◆ What you should do
Within the lines below, find those that hold the string "bold" and copy each one.

[Data for the task Boundary: Start]

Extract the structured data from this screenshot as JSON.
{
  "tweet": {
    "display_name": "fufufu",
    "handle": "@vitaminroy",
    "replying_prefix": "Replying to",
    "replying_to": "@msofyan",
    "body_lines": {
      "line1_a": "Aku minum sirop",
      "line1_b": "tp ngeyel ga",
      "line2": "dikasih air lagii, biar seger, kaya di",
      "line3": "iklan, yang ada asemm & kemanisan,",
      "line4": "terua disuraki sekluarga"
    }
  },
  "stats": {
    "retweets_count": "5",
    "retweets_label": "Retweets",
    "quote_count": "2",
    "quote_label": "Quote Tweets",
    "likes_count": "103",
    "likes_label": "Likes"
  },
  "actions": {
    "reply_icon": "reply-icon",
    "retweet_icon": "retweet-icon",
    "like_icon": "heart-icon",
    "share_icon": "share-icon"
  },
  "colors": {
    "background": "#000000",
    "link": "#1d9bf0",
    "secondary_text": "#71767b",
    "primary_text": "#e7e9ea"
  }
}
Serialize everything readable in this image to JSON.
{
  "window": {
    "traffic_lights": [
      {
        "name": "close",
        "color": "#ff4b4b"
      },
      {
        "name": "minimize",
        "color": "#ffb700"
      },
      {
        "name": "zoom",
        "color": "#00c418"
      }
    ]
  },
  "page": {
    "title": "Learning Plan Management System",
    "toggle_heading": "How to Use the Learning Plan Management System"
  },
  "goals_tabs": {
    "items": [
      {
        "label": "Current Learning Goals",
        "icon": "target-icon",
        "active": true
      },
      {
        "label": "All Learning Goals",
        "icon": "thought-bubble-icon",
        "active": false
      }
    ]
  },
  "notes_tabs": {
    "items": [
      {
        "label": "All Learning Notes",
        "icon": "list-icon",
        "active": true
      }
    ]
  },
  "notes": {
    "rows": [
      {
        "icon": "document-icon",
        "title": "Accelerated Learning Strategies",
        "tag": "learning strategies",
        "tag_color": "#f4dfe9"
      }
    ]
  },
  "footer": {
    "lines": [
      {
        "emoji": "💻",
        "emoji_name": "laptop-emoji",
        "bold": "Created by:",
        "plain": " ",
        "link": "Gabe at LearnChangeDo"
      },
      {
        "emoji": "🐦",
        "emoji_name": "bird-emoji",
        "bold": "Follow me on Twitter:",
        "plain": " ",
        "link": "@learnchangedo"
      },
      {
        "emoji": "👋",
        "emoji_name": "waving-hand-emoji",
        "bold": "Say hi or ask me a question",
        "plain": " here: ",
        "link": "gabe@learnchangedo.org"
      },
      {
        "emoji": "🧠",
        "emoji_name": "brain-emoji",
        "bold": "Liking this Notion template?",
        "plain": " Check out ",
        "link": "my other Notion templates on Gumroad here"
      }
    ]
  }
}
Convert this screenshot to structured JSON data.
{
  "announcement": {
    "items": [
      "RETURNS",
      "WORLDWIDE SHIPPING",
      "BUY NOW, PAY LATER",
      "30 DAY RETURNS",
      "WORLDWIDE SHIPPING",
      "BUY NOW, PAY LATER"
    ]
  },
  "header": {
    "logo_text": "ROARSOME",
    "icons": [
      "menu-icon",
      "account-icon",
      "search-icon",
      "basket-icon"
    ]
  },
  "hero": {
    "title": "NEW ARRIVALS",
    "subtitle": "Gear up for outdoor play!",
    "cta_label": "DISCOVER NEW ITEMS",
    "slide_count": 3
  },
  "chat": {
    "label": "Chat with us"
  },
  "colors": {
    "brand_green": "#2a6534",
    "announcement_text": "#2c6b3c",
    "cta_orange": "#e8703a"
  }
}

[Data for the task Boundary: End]

◆ Output for this exercise
        "bold": "Created by:",
        "bold": "Follow me on Twitter:",
        "bold": "Say hi or ask me a question",
        "bold": "Liking this Notion template?",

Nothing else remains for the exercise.